(Component data from apps and pages)

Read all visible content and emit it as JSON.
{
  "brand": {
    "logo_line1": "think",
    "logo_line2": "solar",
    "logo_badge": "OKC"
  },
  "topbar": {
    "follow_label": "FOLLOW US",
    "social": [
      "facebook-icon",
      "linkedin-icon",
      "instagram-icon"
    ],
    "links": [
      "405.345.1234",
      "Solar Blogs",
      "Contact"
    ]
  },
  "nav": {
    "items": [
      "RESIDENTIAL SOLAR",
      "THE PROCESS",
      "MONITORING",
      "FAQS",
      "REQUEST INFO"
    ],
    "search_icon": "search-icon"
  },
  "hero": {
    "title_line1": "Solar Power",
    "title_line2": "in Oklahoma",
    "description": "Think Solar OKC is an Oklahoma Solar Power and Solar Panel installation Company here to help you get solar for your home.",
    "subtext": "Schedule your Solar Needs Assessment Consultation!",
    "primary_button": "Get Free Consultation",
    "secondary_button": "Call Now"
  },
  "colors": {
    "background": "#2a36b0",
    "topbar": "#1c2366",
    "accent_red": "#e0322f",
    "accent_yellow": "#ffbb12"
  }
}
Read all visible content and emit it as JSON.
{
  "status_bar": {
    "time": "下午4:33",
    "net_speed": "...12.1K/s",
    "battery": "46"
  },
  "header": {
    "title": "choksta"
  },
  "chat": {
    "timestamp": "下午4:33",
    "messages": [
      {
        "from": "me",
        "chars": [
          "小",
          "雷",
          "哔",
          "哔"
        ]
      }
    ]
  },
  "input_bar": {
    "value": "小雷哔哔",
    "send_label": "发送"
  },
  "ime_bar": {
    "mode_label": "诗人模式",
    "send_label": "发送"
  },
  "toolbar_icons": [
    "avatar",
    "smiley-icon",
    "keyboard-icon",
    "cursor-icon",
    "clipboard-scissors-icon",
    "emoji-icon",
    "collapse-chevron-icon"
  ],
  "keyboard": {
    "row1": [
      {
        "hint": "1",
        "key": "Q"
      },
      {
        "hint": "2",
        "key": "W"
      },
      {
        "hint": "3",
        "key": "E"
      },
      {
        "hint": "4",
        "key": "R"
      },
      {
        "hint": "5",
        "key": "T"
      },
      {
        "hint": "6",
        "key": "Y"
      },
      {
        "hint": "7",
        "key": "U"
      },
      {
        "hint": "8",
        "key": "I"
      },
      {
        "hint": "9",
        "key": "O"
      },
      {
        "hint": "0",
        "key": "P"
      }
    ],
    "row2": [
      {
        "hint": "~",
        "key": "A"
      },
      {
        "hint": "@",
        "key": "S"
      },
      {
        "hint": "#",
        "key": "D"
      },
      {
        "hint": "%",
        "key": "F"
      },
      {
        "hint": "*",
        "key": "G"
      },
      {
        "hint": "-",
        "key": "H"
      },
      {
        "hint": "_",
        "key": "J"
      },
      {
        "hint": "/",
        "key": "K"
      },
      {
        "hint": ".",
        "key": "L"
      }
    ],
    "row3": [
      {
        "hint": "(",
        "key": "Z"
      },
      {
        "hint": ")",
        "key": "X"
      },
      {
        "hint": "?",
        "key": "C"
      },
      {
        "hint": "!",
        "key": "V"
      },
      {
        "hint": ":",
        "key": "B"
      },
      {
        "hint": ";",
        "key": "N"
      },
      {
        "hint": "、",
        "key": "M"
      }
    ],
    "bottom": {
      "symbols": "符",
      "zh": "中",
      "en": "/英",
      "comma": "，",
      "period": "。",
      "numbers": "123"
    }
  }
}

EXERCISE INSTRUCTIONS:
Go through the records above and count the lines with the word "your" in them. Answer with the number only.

TASK RESULT:
2